Your instructions - Word for word, write the records out again, but omit each picture.
++++
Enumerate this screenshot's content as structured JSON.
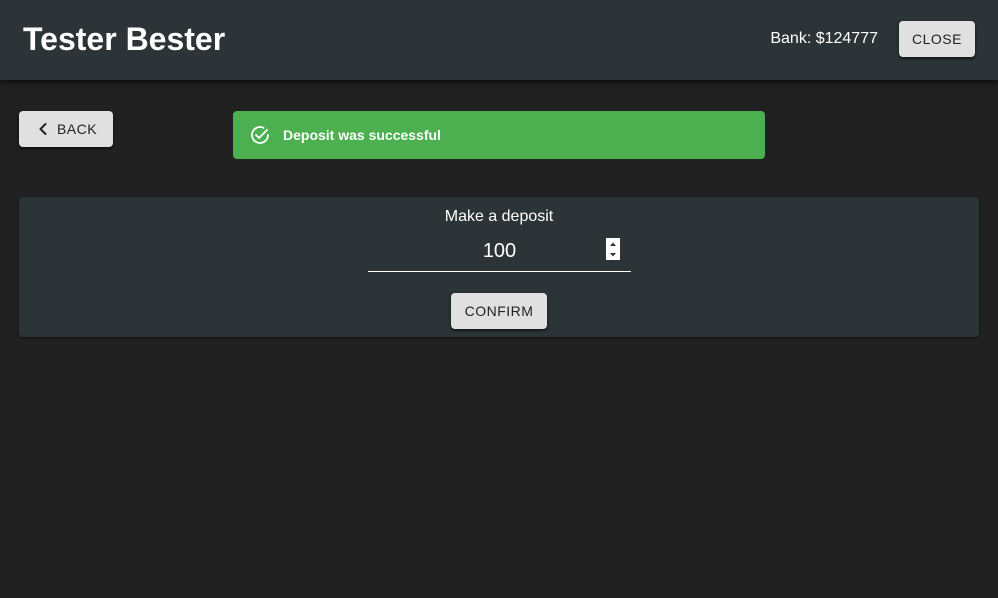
{
  "header": {
    "title": "Tester Bester",
    "bank_text": "Bank: $124777",
    "close_label": "CLOSE"
  },
  "nav": {
    "back_label": "BACK",
    "back_icon": "chevron-left-icon"
  },
  "alert": {
    "message": "Deposit was successful",
    "icon": "check-circle-icon",
    "color": "#4caf50"
  },
  "deposit": {
    "title": "Make a deposit",
    "amount_value": "100",
    "confirm_label": "CONFIRM"
  },
  "colors": {
    "background": "#212121",
    "surface": "#2c3437",
    "button": "#e0e0e0",
    "success": "#4caf50"
  }
}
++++
Solution for this task -
Enumerate this screenshot's content as structured JSON.
{
  "header": {
    "title": "Tester Bester",
    "bank_text": "Bank: $124777",
    "close_label": "CLOSE"
  },
  "nav": {
    "back_label": "BACK",
    "back_icon": "chevron-left-icon"
  },
  "alert": {
    "message": "Deposit was successful",
    "icon": "check-circle-icon",
    "color": "#4caf50"
  },
  "deposit": {
    "title": "Make a deposit",
    "amount_value": "100",
    "confirm_label": "CONFIRM"
  },
  "colors": {
    "background": "#212121",
    "surface": "#2c3437",
    "button": "#e0e0e0",
    "success": "#4caf50"
  }
}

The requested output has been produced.